● **Problem description**
Sift through the material below and return the lines with "arrow".

● **Records for processing**
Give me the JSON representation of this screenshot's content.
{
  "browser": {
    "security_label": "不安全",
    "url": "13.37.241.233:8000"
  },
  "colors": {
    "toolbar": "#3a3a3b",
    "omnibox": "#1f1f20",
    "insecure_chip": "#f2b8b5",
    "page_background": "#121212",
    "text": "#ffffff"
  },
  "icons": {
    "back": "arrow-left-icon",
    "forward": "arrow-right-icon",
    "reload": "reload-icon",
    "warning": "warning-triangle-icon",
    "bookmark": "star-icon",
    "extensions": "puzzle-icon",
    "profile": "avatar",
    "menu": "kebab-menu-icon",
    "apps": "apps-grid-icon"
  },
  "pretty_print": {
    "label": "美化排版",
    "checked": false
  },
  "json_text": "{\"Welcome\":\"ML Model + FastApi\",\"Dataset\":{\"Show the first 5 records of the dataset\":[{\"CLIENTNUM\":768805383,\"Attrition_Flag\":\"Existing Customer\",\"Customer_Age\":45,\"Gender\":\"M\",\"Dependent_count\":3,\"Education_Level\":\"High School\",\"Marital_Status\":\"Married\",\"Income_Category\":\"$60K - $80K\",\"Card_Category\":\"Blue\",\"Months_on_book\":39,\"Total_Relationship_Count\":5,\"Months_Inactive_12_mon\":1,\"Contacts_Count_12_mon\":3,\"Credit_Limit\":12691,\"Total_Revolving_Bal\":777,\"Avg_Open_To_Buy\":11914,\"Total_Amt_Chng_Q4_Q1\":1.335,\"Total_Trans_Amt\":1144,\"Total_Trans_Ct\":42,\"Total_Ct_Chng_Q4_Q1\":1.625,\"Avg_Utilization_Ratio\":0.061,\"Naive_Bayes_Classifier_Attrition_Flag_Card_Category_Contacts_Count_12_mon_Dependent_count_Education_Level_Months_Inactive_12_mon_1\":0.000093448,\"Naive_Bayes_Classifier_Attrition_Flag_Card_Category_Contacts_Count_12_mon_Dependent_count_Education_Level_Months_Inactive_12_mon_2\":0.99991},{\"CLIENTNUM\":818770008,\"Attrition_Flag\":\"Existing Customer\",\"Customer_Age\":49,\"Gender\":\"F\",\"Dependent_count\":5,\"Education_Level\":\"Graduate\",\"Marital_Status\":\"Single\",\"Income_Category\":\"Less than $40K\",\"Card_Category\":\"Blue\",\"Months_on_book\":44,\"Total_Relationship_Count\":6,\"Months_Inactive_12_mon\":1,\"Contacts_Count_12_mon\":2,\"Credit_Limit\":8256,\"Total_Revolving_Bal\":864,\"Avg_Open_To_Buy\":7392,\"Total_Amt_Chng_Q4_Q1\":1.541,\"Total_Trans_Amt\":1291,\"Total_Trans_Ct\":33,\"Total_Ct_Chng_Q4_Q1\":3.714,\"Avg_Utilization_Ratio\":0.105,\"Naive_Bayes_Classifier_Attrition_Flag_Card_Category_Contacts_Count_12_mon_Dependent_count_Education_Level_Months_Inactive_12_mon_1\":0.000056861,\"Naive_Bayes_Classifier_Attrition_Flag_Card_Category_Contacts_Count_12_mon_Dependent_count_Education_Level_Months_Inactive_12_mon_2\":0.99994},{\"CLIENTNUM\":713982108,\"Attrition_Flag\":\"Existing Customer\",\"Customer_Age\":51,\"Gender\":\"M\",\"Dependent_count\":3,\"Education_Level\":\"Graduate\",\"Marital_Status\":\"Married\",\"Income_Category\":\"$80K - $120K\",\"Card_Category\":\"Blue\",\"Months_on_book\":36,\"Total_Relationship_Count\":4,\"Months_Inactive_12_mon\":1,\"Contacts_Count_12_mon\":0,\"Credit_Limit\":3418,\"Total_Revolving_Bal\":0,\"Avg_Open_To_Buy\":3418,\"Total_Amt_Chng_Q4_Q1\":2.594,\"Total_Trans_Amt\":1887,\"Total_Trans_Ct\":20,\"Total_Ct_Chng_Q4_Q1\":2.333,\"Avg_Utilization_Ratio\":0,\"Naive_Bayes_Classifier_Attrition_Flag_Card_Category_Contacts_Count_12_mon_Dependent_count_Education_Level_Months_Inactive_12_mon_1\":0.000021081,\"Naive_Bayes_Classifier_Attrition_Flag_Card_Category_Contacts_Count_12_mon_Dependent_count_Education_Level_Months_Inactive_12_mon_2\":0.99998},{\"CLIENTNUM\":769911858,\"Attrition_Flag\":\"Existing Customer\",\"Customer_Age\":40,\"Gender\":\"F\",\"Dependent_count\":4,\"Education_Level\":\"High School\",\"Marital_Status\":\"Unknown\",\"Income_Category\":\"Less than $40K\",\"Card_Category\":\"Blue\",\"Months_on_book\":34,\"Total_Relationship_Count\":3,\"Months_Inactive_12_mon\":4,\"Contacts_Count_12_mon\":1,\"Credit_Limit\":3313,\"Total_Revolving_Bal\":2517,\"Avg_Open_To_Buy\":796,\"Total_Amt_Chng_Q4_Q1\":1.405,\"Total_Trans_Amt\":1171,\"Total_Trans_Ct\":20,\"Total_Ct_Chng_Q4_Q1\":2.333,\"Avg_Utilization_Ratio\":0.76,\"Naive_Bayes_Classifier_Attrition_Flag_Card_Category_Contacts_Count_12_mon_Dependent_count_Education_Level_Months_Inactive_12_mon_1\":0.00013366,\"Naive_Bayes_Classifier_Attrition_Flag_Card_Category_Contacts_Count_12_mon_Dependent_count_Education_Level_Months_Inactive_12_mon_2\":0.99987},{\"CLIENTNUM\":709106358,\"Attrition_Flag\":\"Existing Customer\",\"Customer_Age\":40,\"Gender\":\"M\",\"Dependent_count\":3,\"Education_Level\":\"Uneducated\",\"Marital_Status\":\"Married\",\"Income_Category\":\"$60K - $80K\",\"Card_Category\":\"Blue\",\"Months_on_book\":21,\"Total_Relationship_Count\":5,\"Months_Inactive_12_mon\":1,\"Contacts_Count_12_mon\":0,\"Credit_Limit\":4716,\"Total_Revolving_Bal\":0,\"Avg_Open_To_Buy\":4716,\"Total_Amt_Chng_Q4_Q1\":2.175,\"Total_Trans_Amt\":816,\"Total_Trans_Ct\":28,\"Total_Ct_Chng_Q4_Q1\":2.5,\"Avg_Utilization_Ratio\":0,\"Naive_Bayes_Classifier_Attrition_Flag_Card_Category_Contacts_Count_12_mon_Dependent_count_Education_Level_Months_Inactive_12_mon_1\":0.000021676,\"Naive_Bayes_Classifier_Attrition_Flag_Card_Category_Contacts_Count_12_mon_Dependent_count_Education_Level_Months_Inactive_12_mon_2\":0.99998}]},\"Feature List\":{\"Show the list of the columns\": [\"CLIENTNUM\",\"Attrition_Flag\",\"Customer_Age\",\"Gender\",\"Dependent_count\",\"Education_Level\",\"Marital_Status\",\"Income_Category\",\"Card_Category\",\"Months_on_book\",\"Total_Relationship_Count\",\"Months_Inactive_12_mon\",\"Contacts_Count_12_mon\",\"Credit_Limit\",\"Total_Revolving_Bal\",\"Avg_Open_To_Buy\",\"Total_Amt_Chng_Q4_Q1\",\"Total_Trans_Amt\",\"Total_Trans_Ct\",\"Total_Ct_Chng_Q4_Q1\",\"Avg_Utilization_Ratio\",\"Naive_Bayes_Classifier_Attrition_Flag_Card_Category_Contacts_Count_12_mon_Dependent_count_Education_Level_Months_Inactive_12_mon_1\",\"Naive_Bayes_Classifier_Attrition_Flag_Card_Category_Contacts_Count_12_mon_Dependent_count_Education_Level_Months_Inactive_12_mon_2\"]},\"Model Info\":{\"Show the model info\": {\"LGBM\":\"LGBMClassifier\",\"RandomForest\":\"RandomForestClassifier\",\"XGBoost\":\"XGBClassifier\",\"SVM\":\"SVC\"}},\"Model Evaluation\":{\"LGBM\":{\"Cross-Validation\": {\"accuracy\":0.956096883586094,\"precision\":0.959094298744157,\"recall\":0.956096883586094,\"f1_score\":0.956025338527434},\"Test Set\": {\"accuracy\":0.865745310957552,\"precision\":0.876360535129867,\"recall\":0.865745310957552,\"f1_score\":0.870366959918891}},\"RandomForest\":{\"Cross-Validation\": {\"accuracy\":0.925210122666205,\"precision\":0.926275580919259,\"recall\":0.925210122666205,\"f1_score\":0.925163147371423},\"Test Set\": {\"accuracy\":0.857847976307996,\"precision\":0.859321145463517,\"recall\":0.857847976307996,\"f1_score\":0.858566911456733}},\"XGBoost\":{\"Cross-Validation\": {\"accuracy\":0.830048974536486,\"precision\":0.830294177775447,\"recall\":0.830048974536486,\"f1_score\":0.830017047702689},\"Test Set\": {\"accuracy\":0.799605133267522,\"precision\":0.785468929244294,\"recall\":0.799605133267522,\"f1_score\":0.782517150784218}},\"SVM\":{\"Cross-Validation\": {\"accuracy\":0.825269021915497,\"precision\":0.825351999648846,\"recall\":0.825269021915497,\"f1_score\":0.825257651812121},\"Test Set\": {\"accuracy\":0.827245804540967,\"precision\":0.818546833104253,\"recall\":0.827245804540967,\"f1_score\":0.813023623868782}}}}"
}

● **Solved exercise**
    "back": "arrow-left-icon",
    "forward": "arrow-right-icon",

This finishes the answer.